Assignment -> The complete listing goes into the output exactly, without its pictures.

Stored data ->

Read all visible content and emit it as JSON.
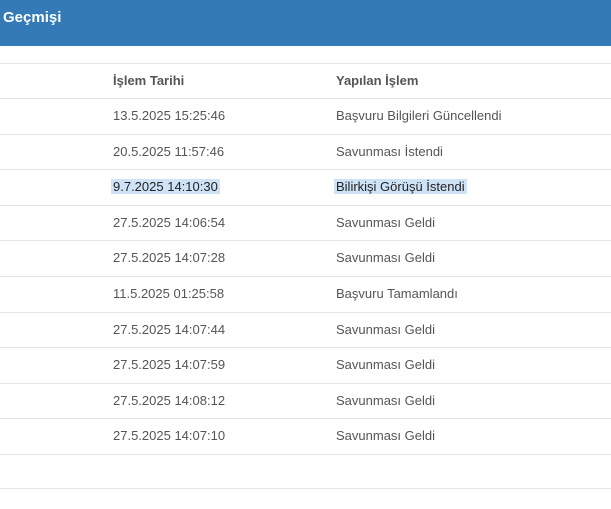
{
  "header": {
    "title": "Geçmişi"
  },
  "table": {
    "columns": [
      "İşlem Tarihi",
      "Yapılan İşlem"
    ],
    "rows": [
      {
        "date": "13.5.2025 15:25:46",
        "action": "Başvuru Bilgileri Güncellendi",
        "selected": false
      },
      {
        "date": "20.5.2025 11:57:46",
        "action": "Savunması İstendi",
        "selected": false
      },
      {
        "date": "9.7.2025 14:10:30",
        "action": "Bilirkişi Görüşü İstendi",
        "selected": true
      },
      {
        "date": "27.5.2025 14:06:54",
        "action": "Savunması Geldi",
        "selected": false
      },
      {
        "date": "27.5.2025 14:07:28",
        "action": "Savunması Geldi",
        "selected": false
      },
      {
        "date": "11.5.2025 01:25:58",
        "action": "Başvuru Tamamlandı",
        "selected": false
      },
      {
        "date": "27.5.2025 14:07:44",
        "action": "Savunması Geldi",
        "selected": false
      },
      {
        "date": "27.5.2025 14:07:59",
        "action": "Savunması Geldi",
        "selected": false
      },
      {
        "date": "27.5.2025 14:08:12",
        "action": "Savunması Geldi",
        "selected": false
      },
      {
        "date": "27.5.2025 14:07:10",
        "action": "Savunması Geldi",
        "selected": false
      }
    ]
  },
  "colors": {
    "header_bg": "#337ab7",
    "selection": "#cfe3f7"
  }
}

Your solution ->
Read all visible content and emit it as JSON.
{
  "header": {
    "title": "Geçmişi"
  },
  "table": {
    "columns": [
      "İşlem Tarihi",
      "Yapılan İşlem"
    ],
    "rows": [
      {
        "date": "13.5.2025 15:25:46",
        "action": "Başvuru Bilgileri Güncellendi",
        "selected": false
      },
      {
        "date": "20.5.2025 11:57:46",
        "action": "Savunması İstendi",
        "selected": false
      },
      {
        "date": "9.7.2025 14:10:30",
        "action": "Bilirkişi Görüşü İstendi",
        "selected": true
      },
      {
        "date": "27.5.2025 14:06:54",
        "action": "Savunması Geldi",
        "selected": false
      },
      {
        "date": "27.5.2025 14:07:28",
        "action": "Savunması Geldi",
        "selected": false
      },
      {
        "date": "11.5.2025 01:25:58",
        "action": "Başvuru Tamamlandı",
        "selected": false
      },
      {
        "date": "27.5.2025 14:07:44",
        "action": "Savunması Geldi",
        "selected": false
      },
      {
        "date": "27.5.2025 14:07:59",
        "action": "Savunması Geldi",
        "selected": false
      },
      {
        "date": "27.5.2025 14:08:12",
        "action": "Savunması Geldi",
        "selected": false
      },
      {
        "date": "27.5.2025 14:07:10",
        "action": "Savunması Geldi",
        "selected": false
      }
    ]
  },
  "colors": {
    "header_bg": "#337ab7",
    "selection": "#cfe3f7"
  }
}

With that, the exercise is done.